A Sense of Wondering
Pastor Ben opened his message “Hope in Wondering” with a story about an interview he had with a church, just after he graduated from Seminary. He described how he answered “I don’t know” to a question. Ben answered that some scholars hold this opinion, others that one, but at the end of the day, it’s a bit of a mystery. A member of the interview committee wasn’t happy with that answer. He thought that someone who had just spent a few years studying, and gaining an advanced degree, ought to know everything. It seems that he wasn’t cool with a sense of wondering.
Wondering About Faith
I know from my own conversations with people in ministry, friends, relatives, and coworkers that there’s this expectation of knowing. As Christians, we’re supposed to just know stuff. Otherwise, how could we possibly believe what we believe.
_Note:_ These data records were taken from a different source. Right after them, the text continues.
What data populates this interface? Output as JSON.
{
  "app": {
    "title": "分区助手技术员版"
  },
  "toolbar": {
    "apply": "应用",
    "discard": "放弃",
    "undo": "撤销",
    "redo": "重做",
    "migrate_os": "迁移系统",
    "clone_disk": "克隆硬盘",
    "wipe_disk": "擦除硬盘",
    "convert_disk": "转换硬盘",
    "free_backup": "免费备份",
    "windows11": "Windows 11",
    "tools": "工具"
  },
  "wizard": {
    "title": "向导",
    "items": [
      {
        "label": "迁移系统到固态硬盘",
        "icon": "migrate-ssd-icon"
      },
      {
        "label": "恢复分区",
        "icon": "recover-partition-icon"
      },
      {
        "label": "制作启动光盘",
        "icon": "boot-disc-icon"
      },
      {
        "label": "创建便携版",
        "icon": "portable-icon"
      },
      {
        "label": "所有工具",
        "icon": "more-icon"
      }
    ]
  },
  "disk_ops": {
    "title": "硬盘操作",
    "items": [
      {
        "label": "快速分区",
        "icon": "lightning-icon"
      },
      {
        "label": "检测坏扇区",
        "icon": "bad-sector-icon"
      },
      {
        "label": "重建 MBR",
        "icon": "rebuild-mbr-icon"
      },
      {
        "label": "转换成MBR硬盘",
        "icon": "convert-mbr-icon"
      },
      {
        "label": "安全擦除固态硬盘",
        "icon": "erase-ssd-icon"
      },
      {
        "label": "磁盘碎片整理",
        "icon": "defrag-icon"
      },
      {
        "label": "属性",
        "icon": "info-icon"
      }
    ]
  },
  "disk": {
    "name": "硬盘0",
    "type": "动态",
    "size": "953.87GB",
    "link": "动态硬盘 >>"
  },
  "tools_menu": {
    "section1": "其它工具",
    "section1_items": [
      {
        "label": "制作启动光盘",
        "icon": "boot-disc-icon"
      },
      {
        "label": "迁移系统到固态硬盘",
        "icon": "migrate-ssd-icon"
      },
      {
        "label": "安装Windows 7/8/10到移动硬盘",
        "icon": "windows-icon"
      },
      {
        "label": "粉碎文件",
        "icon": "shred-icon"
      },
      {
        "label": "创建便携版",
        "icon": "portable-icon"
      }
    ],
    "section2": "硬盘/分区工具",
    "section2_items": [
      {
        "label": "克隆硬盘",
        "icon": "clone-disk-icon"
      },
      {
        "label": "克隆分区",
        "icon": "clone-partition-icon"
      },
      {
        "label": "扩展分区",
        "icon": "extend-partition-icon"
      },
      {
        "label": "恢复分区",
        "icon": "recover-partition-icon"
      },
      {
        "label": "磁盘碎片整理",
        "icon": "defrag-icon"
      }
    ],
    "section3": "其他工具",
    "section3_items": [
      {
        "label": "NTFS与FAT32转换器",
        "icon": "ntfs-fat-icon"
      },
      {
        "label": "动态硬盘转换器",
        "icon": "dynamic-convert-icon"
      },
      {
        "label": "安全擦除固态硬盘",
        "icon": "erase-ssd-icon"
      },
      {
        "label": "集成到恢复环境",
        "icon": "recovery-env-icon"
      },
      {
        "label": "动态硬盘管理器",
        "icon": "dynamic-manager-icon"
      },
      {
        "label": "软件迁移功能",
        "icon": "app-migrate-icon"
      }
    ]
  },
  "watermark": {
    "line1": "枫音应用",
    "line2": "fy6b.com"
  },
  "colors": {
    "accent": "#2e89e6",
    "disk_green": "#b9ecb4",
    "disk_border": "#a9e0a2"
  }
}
We know there are certain mysteries in the Bible, and traditions of our faith, but sometimes we can feel like a bit of a failure when we want to answer, “I don’t know.” That feeling can leave you wondering.
There are some really good reasons for wondering!
For one, the Bible is a pretty big book. There are 1,189 chapters that amount to 31,173 verses of Ancient Narratives, Hebrew Poetry, Letters, and, not least, Old Testament and New Testament Prophecy. That’s a lot to have complete and total handle on, right?
There’s the problem of evil in the world. There are senseless tragedies. Then there’s the question about how do faith and science relate to one another. Maybe, like Pastor Ben, you “wonder about a whole lotta stuff.”
Hope in Wondering
There is hope in that wondering. Curiosity is good. Doubts are fine. It doesn’t make you a failure, it makes you a Christian in our present state. Even though we are people of faith, we tend to think that the life we live now is what there is. But Paul writes in 1 Corinthians 13:8-12, specifically in verse 8b, “But where there are prophecies, they will cease; where there are tongues, they will be stilled; where there is knowledge, it will pass away.” Our present state is not the completeness of the Kingdom. We are in a present state of wondering what we will know in the Kingdom to come.
For now, there are going to be mysteries, and things we aren’t going to know, and that’s ok because there is a time coming when those questions will be answered. You’re not alone in that wondering.
In 1962 Karl Barth, the Swiss Professor and Reformed Theologian, visited the United States. At a question and answer session, after a lecture, someone asked him if he could summarize his entire life’s work in theology in one sentence. Barth, professor, author, and most influential Reformed theologian of the 20th century, thought about the question for a while. Do you know what he said?
“Jesus loves me, this I know, for the Bible tells me so.”